#### WORK TO COMPLETE
Wherever a line in the records contains the word "Step", return that line.

[Website and app data records]
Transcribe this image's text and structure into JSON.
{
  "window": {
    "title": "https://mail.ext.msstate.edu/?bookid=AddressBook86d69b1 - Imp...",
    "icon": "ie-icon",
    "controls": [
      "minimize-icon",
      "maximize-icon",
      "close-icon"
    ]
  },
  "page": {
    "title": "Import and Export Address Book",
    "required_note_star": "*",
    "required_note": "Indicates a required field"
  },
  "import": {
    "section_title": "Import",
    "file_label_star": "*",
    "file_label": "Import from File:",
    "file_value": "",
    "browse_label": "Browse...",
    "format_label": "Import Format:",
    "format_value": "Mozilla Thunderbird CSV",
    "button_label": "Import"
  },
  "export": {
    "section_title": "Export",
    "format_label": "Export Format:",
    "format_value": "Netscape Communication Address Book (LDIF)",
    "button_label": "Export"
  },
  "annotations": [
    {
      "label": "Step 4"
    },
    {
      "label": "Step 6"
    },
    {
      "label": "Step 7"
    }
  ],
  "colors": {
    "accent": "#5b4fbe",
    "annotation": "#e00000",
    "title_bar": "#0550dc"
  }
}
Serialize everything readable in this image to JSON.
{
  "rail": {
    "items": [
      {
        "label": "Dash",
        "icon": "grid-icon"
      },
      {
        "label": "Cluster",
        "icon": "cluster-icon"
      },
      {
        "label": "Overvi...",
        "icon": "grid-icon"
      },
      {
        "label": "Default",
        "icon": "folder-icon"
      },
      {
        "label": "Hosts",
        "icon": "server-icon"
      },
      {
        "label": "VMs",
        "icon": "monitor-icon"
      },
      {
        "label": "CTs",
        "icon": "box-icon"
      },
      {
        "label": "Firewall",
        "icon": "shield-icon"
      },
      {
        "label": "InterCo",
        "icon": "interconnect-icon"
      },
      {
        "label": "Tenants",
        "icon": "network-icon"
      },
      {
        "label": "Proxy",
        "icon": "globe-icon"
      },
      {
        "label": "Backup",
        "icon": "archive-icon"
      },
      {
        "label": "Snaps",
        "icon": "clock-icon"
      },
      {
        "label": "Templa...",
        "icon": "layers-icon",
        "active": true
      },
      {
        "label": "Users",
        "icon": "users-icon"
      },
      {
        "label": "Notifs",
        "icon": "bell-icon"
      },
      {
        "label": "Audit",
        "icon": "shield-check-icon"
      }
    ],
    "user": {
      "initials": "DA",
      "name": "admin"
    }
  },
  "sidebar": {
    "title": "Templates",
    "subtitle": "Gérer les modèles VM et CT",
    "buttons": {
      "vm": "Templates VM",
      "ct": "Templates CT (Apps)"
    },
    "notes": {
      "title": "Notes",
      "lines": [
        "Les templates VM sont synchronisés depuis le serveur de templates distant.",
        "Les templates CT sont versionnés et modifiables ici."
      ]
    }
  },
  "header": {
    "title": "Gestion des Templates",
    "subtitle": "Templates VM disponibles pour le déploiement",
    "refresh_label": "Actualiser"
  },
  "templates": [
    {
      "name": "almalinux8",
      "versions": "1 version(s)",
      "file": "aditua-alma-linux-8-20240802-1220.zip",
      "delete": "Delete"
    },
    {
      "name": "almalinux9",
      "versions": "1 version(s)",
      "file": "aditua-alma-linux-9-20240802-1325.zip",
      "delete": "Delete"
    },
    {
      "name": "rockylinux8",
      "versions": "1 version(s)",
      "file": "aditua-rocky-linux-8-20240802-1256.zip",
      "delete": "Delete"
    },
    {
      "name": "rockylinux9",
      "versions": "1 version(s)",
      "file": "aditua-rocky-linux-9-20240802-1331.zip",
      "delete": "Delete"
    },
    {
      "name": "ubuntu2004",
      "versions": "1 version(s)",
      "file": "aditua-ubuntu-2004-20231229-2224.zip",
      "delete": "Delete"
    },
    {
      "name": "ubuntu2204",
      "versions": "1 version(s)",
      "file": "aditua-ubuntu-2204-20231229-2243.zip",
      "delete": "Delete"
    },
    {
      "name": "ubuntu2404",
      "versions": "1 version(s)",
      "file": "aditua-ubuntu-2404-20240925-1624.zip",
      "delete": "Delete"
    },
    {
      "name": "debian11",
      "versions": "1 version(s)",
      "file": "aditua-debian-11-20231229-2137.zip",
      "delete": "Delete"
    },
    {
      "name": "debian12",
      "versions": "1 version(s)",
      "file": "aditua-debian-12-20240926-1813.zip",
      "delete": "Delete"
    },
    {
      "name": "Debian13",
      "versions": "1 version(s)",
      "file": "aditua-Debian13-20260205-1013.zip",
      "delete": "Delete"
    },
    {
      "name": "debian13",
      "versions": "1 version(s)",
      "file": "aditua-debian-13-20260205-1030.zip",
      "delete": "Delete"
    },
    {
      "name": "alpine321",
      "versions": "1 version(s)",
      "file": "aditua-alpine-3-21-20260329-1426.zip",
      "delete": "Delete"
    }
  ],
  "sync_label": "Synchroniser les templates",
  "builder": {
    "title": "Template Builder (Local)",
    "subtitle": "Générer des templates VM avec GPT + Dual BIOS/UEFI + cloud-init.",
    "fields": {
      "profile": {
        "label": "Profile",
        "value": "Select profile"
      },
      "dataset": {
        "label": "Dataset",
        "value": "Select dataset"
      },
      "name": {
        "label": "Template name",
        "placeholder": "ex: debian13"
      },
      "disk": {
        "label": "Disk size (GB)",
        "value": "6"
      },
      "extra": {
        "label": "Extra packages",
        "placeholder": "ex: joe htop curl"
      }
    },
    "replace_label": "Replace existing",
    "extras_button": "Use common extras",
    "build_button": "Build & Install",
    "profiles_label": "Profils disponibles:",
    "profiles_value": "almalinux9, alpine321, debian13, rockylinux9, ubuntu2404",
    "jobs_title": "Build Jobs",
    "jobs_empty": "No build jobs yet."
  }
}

#### OUTPUT FOR THIS TASK
      "label": "Step 4"
      "label": "Step 6"
      "label": "Step 7"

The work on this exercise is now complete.